Despite consistent growth in the adoption of electronic payment methods, as evidenced by Yoco’s growth from 50 000 customers in September 2019 to 100 000 currently, a surge of this nature in such a rapid space of time is unheard of for an emerging nation like South Africa.

The food, drink and hospitality sector experienced the biggest increase – a 500% rise from three to 19%, with most other sectors reporting a 300% to 500% increase in cashless payment acceptance.

“What remains to be seen is whether the cashless payment adoption will endure beyond the pandemic or whether businesses will revert to the usage of cash once their customers feel it is safe to do so,” says Wazen.

Of the businesses that made the change during the national lockdown, 65% indicated that they would remain cashless owing to the convenience and benefits of electronic and digital payments.

“That would mean a post-Covid cashless rate of 20% to 24%, rather than the 32% experienced during the pandemic, which is still a prolific rise from the pre-pandemic level of 8%,” Wazen says. “And this outcome bodes well for merchants, consumers and the economy.”

A significant body of research has shown that handling cash costs small businesses between 5% and 15% on average in the form of time, resources, security, and transaction and deposit fees.

Conversely, card payments enable faster, safer transactions and the adoption of electronic payment solutions enables small businesses to transfer resources and attention to product and customer-focused tasks which drive growth.

The digital footprint created by digital and card transactions creates access to funding, credit, and other financial services. This makes adoption of card payments an especially useful shift for small businesses. Many small businesses still struggle to secure loans as they lack the verified historical data to do so.
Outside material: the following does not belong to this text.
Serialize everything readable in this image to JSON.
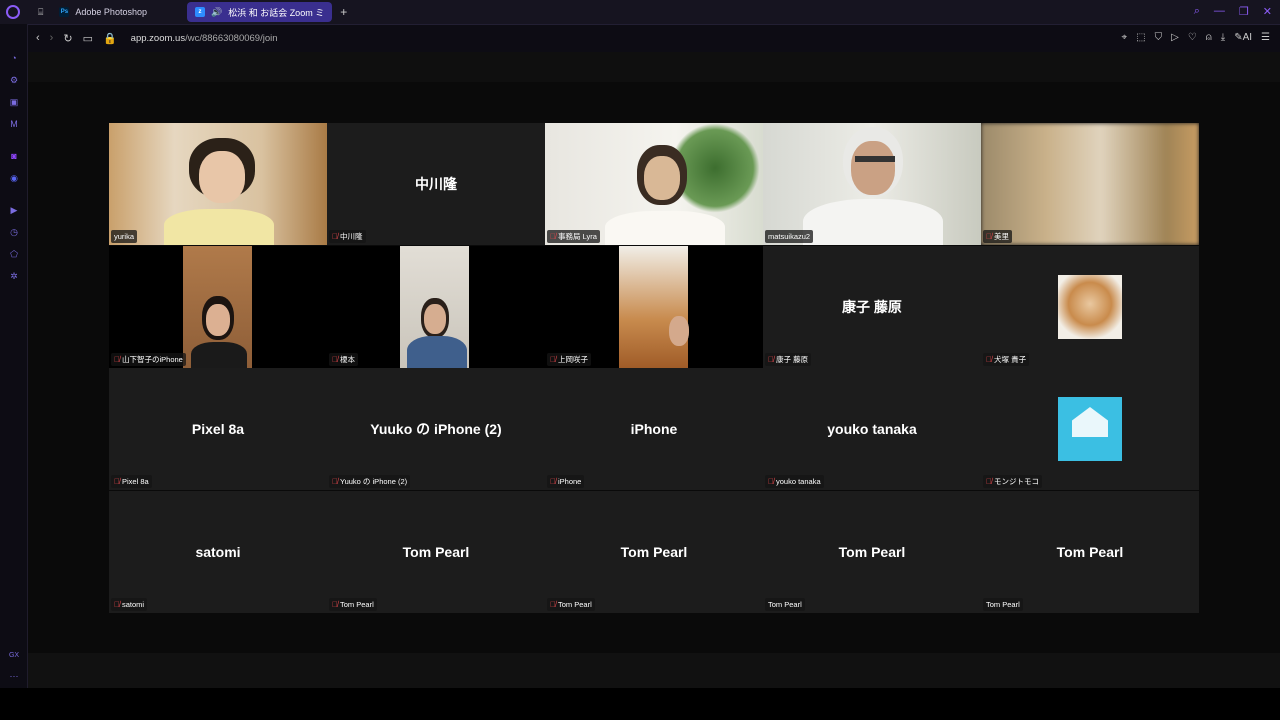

“A digital footprint increases a small business’s ability to access vital working capital to sustain them through this crisis, and kickstart growth once the economy is back to full strength,” Wazen says.